I didn’t take any formal pictures of the urns (no time) and in no way would it have been appropriate to take images during the delivery.  I asked Ann to send me images if she wanted to and will show you if she does.

Another day another firing

Today was a marathon.  Taught in the morning, raku’d in the afternoon.  It was the last day of teaching my glass class.  Usually, we have a party and do no work, but this time it was only a 4-week course so I put out all the glass and let them rip.  They were like glass factories, I could hardly carry everything they assembled to my studio to fire.  I have a feeling I’m looking at about 4 or 5 loads.  By next Tuesday?  OMG, I hope so.  The good news is that the spoils from Sunday’s glass workshop have been fired, ground and delivered.  One item to tick off the list.

Meanwhile, I raku’d a Lola urn.  Lola was a very beautiful dog owned by Ann, who really really loved her.  She hired me to make an urn to contain her ashes, using some of them as bone ash to a glaze recipe, which just so happens to be Steve’s Blue Raku Patina, and that means, raku.  Ann gave me carte blanche to create an urn.  She sent me a picture of Lola and she told me to have fun because that was what Lola was all about.  I made an urn that was pretty representative of her head, but Ann wanted to go with one of my more classic wheel thrown urn shapes, so I did, so in this case she’s getting two.

I dragged trusty Beato outside and set her up and turned her on before I left for school, then come 4:45 it was ready to pull.  Beato is great because I can do just one urn and a lid and be done and cleaned up by dinner time.  Everything went really well except the lid touched the urn body in the reduction can and they stuck together.  THANK GOD I was able to separate them without any breakage.  PHEW.  Oh and did I mention it was forecast to storm the same time I was supposed to pull?  But all went very well!

I dragged Beato back in the minute she was cool enough  and now she’s got the “head” urn inside for a fast cone 06 commercial glaze fire.
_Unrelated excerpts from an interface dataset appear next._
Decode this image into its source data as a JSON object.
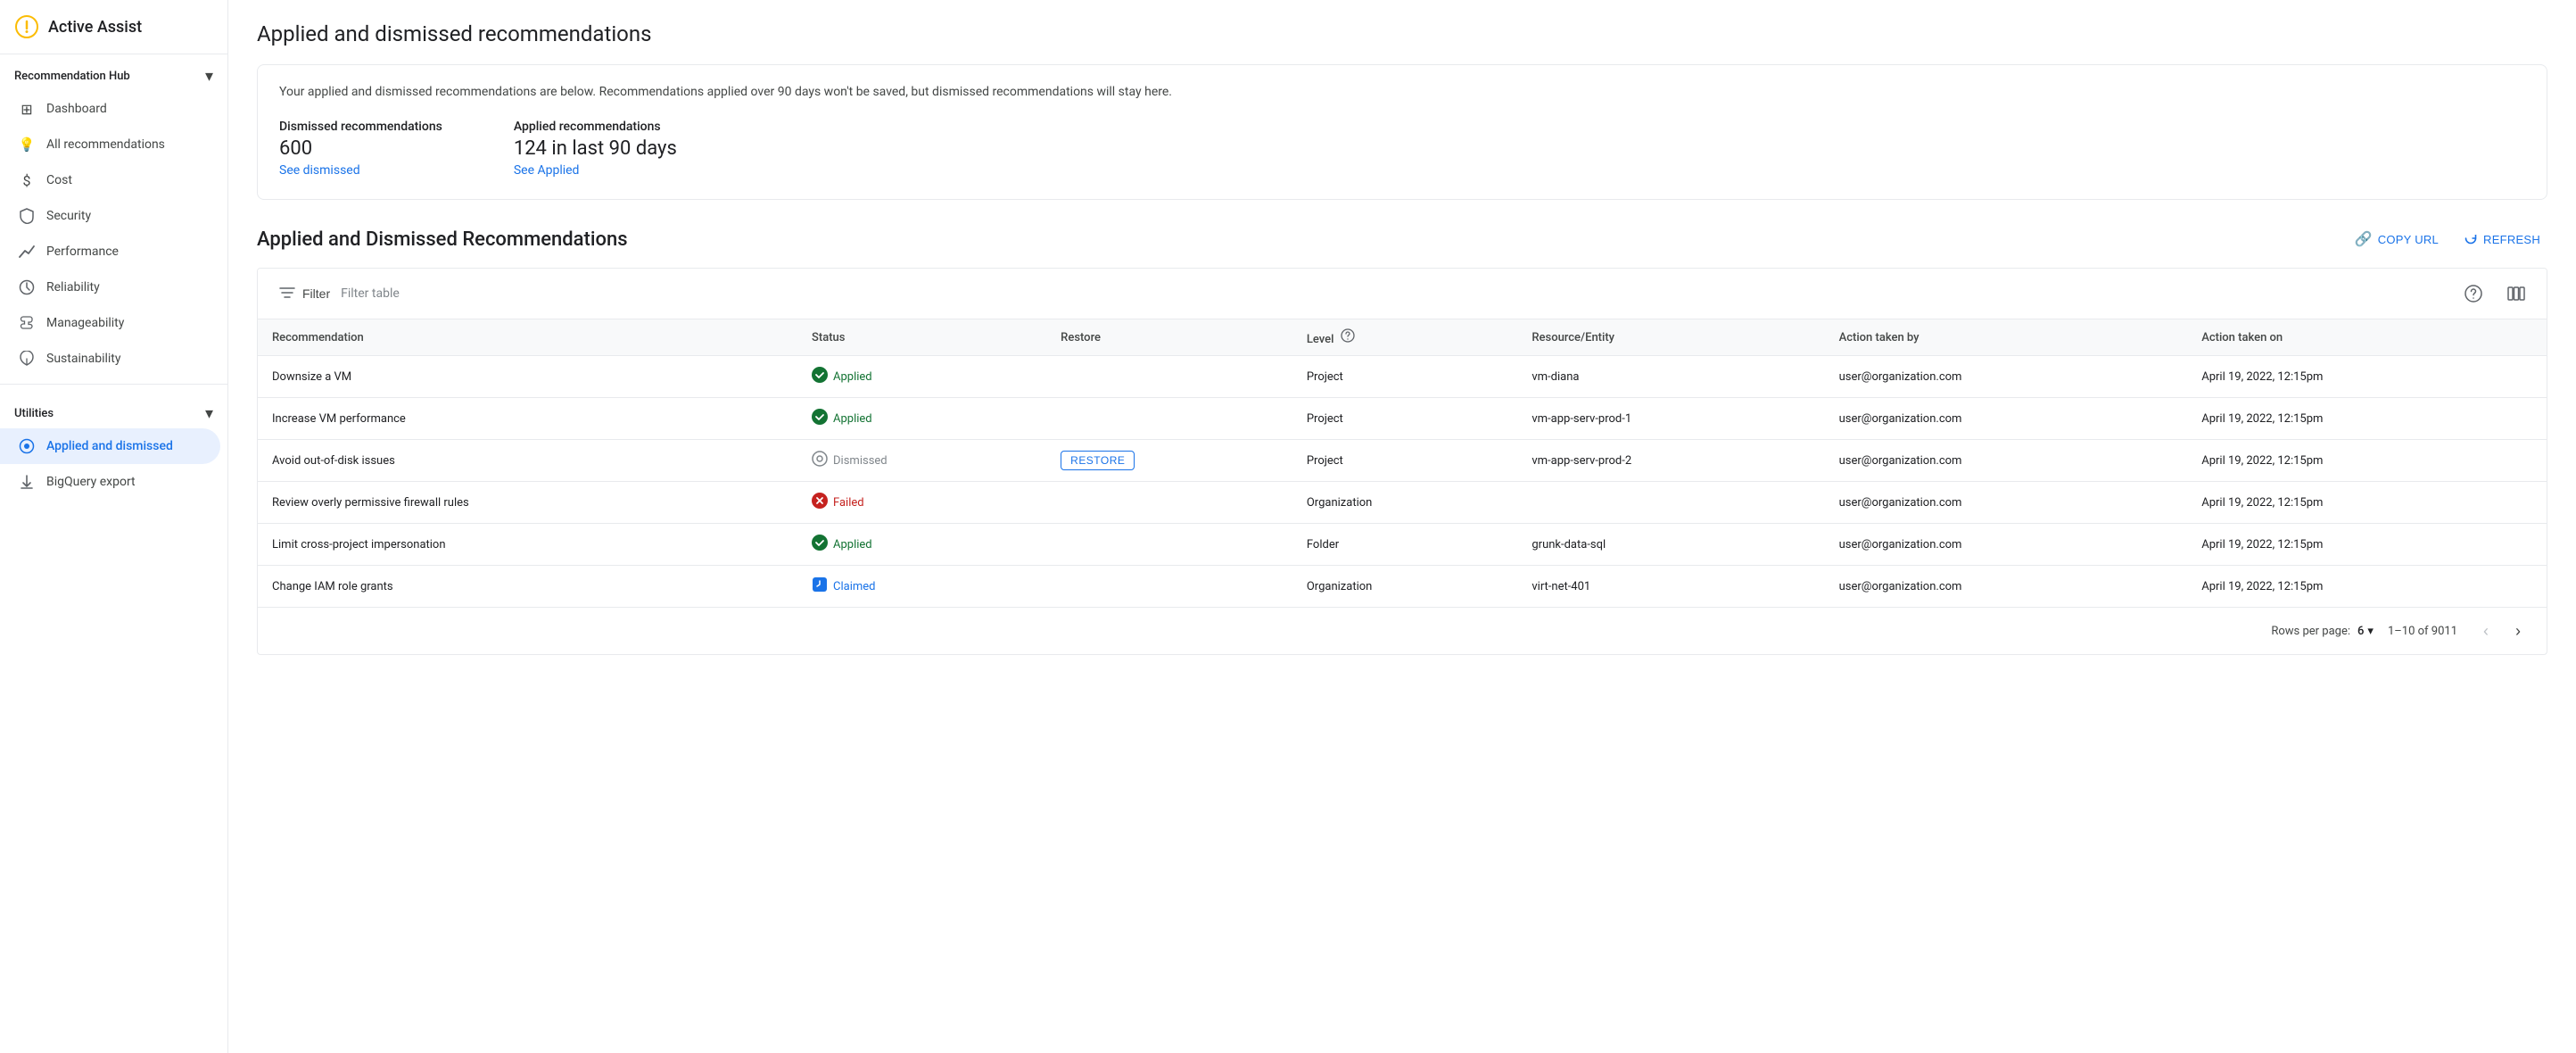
{
  "sidebar": {
    "app_title": "Active Assist",
    "recommendation_hub_label": "Recommendation Hub",
    "utilities_label": "Utilities",
    "items": [
      {
        "id": "dashboard",
        "label": "Dashboard",
        "icon": "⊞"
      },
      {
        "id": "all-recommendations",
        "label": "All recommendations",
        "icon": "💡"
      },
      {
        "id": "cost",
        "label": "Cost",
        "icon": "$"
      },
      {
        "id": "security",
        "label": "Security",
        "icon": "🔒"
      },
      {
        "id": "performance",
        "label": "Performance",
        "icon": "↗"
      },
      {
        "id": "reliability",
        "label": "Reliability",
        "icon": "⏱"
      },
      {
        "id": "manageability",
        "label": "Manageability",
        "icon": "🔧"
      },
      {
        "id": "sustainability",
        "label": "Sustainability",
        "icon": "🌿"
      }
    ],
    "utility_items": [
      {
        "id": "applied-and-dismissed",
        "label": "Applied and dismissed",
        "icon": "⊙",
        "active": true
      },
      {
        "id": "bigquery-export",
        "label": "BigQuery export",
        "icon": "↑"
      }
    ]
  },
  "page": {
    "title": "Applied and dismissed recommendations",
    "info_text": "Your applied and dismissed recommendations are below. Recommendations applied over 90 days won't be saved, but dismissed recommendations will stay here.",
    "dismissed_label": "Dismissed recommendations",
    "dismissed_count": "600",
    "see_dismissed_link": "See dismissed",
    "applied_label": "Applied recommendations",
    "applied_count": "124 in last 90 days",
    "see_applied_link": "See Applied",
    "section_title": "Applied and Dismissed Recommendations",
    "copy_url_label": "COPY URL",
    "refresh_label": "REFRESH",
    "filter_label": "Filter",
    "filter_placeholder": "Filter table",
    "columns": [
      {
        "id": "recommendation",
        "label": "Recommendation"
      },
      {
        "id": "status",
        "label": "Status"
      },
      {
        "id": "restore",
        "label": "Restore"
      },
      {
        "id": "level",
        "label": "Level",
        "has_help": true
      },
      {
        "id": "resource",
        "label": "Resource/Entity"
      },
      {
        "id": "action_by",
        "label": "Action taken by"
      },
      {
        "id": "action_on",
        "label": "Action taken on"
      }
    ],
    "rows": [
      {
        "recommendation": "Downsize a VM",
        "status": "Applied",
        "status_type": "applied",
        "restore": "",
        "level": "Project",
        "resource": "vm-diana",
        "action_by": "user@organization.com",
        "action_on": "April 19, 2022, 12:15pm"
      },
      {
        "recommendation": "Increase VM performance",
        "status": "Applied",
        "status_type": "applied",
        "restore": "",
        "level": "Project",
        "resource": "vm-app-serv-prod-1",
        "action_by": "user@organization.com",
        "action_on": "April 19, 2022, 12:15pm"
      },
      {
        "recommendation": "Avoid out-of-disk issues",
        "status": "Dismissed",
        "status_type": "dismissed",
        "restore": "RESTORE",
        "level": "Project",
        "resource": "vm-app-serv-prod-2",
        "action_by": "user@organization.com",
        "action_on": "April 19, 2022, 12:15pm"
      },
      {
        "recommendation": "Review overly permissive firewall rules",
        "status": "Failed",
        "status_type": "failed",
        "restore": "",
        "level": "Organization",
        "resource": "",
        "action_by": "user@organization.com",
        "action_on": "April 19, 2022, 12:15pm"
      },
      {
        "recommendation": "Limit cross-project impersonation",
        "status": "Applied",
        "status_type": "applied",
        "restore": "",
        "level": "Folder",
        "resource": "grunk-data-sql",
        "action_by": "user@organization.com",
        "action_on": "April 19, 2022, 12:15pm"
      },
      {
        "recommendation": "Change IAM role grants",
        "status": "Claimed",
        "status_type": "claimed",
        "restore": "",
        "level": "Organization",
        "resource": "virt-net-401",
        "action_by": "user@organization.com",
        "action_on": "April 19, 2022, 12:15pm"
      }
    ],
    "pagination": {
      "rows_per_page_label": "Rows per page:",
      "rows_per_page_value": "6",
      "range_label": "1–10 of 9011"
    }
  }
}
What a wonderful little work horse. May the force be with us!  Tomorrow is a glass day in Elmo, the Skutt  1027  and probably the next, and the next and the next…)  such is life as a kiln wrangler in the kiln rodeo!  I’m really really tired, a tad sore and a bit smelly, but whenever it got hard I remembered that when I was tearing my hair out at my desk job in NYC or on the table having surgery or getting radiation treatments when I had cancer, what kept me going was that someday I’d have days like this.  FABULOUS!


The human kiln sitter


Doing the devil dance


Target temperature, ready to pull


Into the reduction can


Don’t drop the lid!


Adding paper


First “burp”


Second “burp”


Lid and urn fused together in the reduction can


Carefully separating them while still hot









Spraying with water to bring out the colors









Ready to be dunked









Cooling in the water bucket